“We’re also focusing more on customer support, which was, last year, up until November, horrific. Now it’s getting better.”
Addressing how much repeat business Wish sees:
“If you think of the rise of Taobao, they’re at 50 purchases per user per year. Amazon is at 15, by the way, which I’ve heard from many people and I think is accurate [information]. I think JD is somewhere below Amazon – they don’t give me that kind of data.
“We’re at 5 purchases per year and that’s growing relatively quickly. We’re not something you use every week but we certainly want to be. As think as long as we can provide the most bang for the buck for consumers, we’ll get there.”
On educating Chinese merchants, who, as Tung noted, are not accustomed to thinking about the lifetime value of customers but “want to gouge you while they can” because they “don’t know if you’ll be around tomorrow.”
“It’s true that consumer expectations in China are very different. Like, if you order a red sweater and you get a blue one, [shoppers are] like, ‘Eh, next time.’ So we have a lot of merchants that have only sold to Chinese consumers and we have to educate them that it’s not okay to ship a blue sweater because you don’t have any red sweaters in stock. [Laughs.]
“We also have to educate them on what ‘counterfeit’ means. We have to literally tell them that you can’t just put an Apple logo on something and sell it, that that’s wrong. Some genuinely don’t know that. They’re like, ‘It’s my factory, I can do what I want.’
“I think there are more engineers on the platform team, working with merchants, than there are on the consumer-facing product team [because it’s] more important to educate and work with the merchants to create a win-win situation.”
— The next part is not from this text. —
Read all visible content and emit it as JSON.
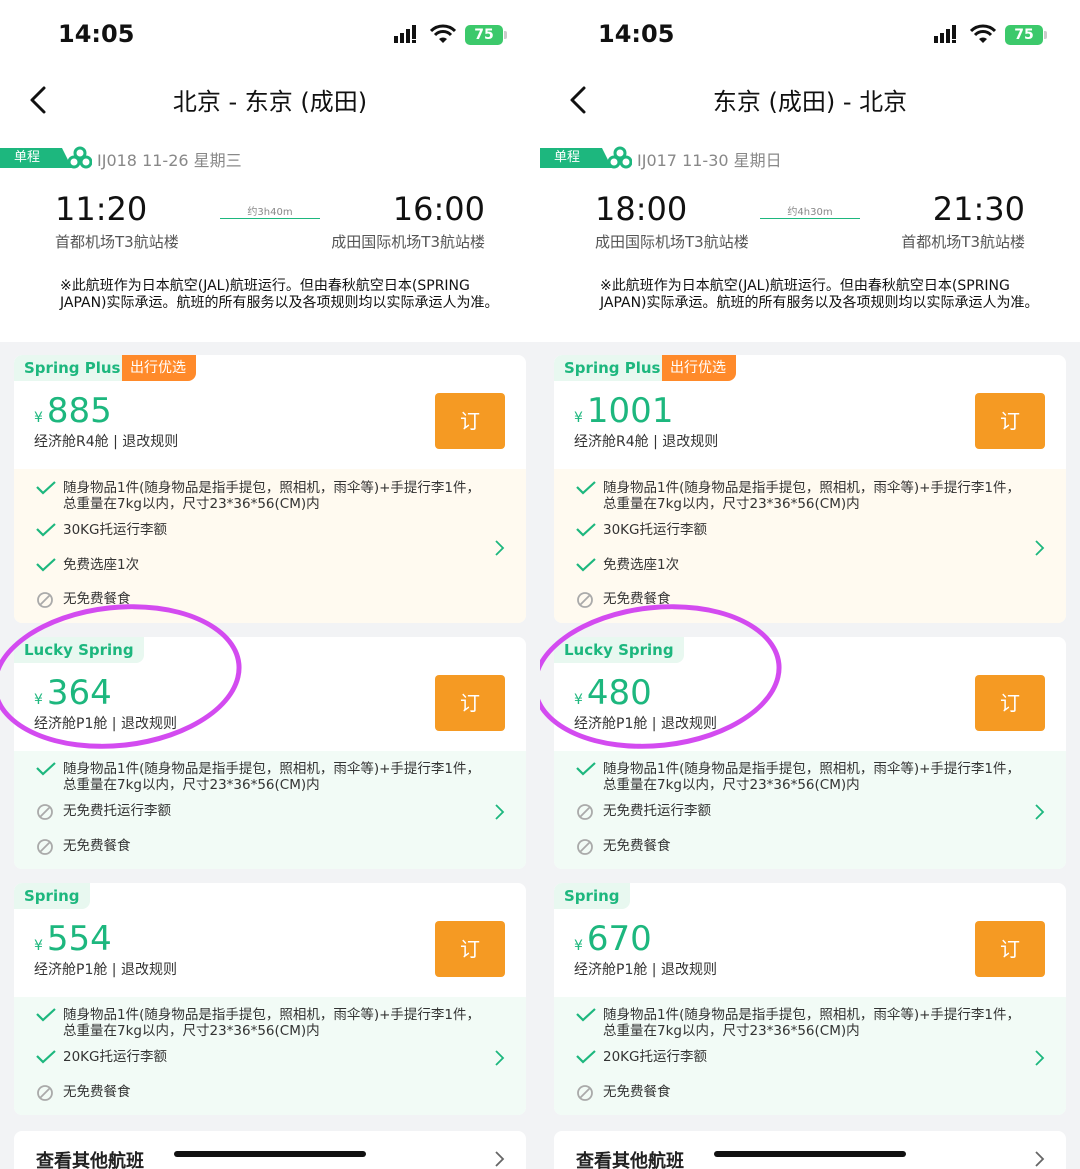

On how the company has managed to see so much traction:
“Two years ago, the merchants were like, ‘I’ll try this. I don’t know what the hell it is, but I hear other merchants are making money, so I’ll give it a shot.’ And if you tell them, ‘Hey, if you take this inventory and put it in the U.S. or Germany or Spain, you’ll make more money,’ they’re like, ‘No. You’re the fifth thing on my mind. There’s Amazon, Taobao, my own e-commerce site.’ But after you have two or three years of these merchants getting meaningful revenue and sales and it’s growing month over month, then you get their buy-in. Then it’s, ‘Okay, now you’re the third thing on my mind.’ Then, ‘Now you’re the second.’ ‘Now, you’re the first or second; how can I get more sales?'”
Photo by Brittany Powell.